Private sector and the common good
The importance of good businesses contributing to the common good is being increasingly recognised in diverse cultures and by religious leaders.
Pope Francis’ Encyclical Letter Laudato Si’, on Care for our Common Home (2015), prompts discussions on the role of business and what the enterprise sector can do to be part of the global solution to poverty and inequality, tackling for example the refugees’ crisis, as well as ecological challenges such as climate change.
There is an urgency in the Pope’s call for everyone to contribute to a global dialogue and redefine the concept of development.
This is why, at CAFOD we initiated a reflection about the model of development we are pursuing as an international aid agency and on how the responsibility for others can be shared by the private sector. This reflection now needs the voice, perspective and creativity of you all – as employees, future workers, business leaders or clients of a firm.
Please join us in making a global difference to poverty, inequality and injustice.
Does our work have anything to do with our faith?
This is the first and underpinning question of our reflection, regardless of what our faith or confession is.
Is my job a true vocation? Am I living a divided life, separating my faith from my daily job?
In order to encourage us to join the dialogue, Fr Augusto Zampini Davies, CAFOD’s Theology Adviser, asks these questions to himself and all of us. He shares his thoughts on the challenge of integrating faith into business life and economic models.
A journey with CAFOD
I invite you to join us in this reflection, which should lead to a fascinating and thought-provoking conversation.
For this to be a true dialogue, as called by the Pope, we would like to hear your experience on facing these challenges in your life and businesses.

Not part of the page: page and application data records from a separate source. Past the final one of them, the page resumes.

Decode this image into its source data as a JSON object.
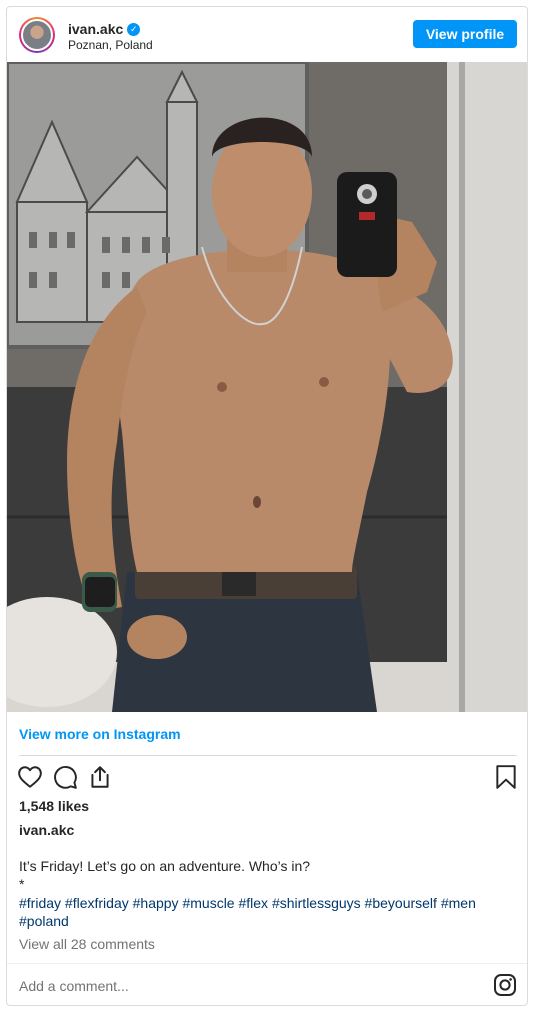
{
  "header": {
    "username": "ivan.akc",
    "verified_mark": "✓",
    "location": "Poznan, Poland",
    "view_profile_label": "View profile"
  },
  "post": {
    "image_alt": "Shirtless mirror selfie of a man holding a phone in a hotel room",
    "view_more_label": "View more on Instagram",
    "likes": "1,548 likes",
    "author": "ivan.akc",
    "caption": "It’s Friday! Let’s go on an adventure. Who’s in?",
    "caption_separator": "*",
    "hashtags": [
      "#friday",
      "#flexfriday",
      "#happy",
      "#muscle",
      "#flex",
      "#shirtlessguys",
      "#beyourself",
      "#men",
      "#poland"
    ],
    "view_comments_label": "View all 28 comments",
    "add_comment_placeholder": "Add a comment..."
  },
  "icons": {
    "verified": "verified-badge-icon",
    "like": "heart-icon",
    "comment": "comment-icon",
    "share": "share-icon",
    "save": "bookmark-icon",
    "brand": "instagram-icon"
  },
  "colors": {
    "accent": "#0095f6",
    "hashtag": "#00376b",
    "secondary_text": "#737373",
    "border": "#dbdbdb"
  }
}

We do not want your wisdom to be left out of this enriching process of dialogue (cf. Laudato Si’, #63).
If you are interested in joining this dialogue and receiving further communications on related activities, please, express your interest in receiving updates and hear more about this reflection or send an email to email@example.com.
The more people we can encourage to think deeply about these issues, the closer we can move towards the “new kind of development” that Pope Francis has called for.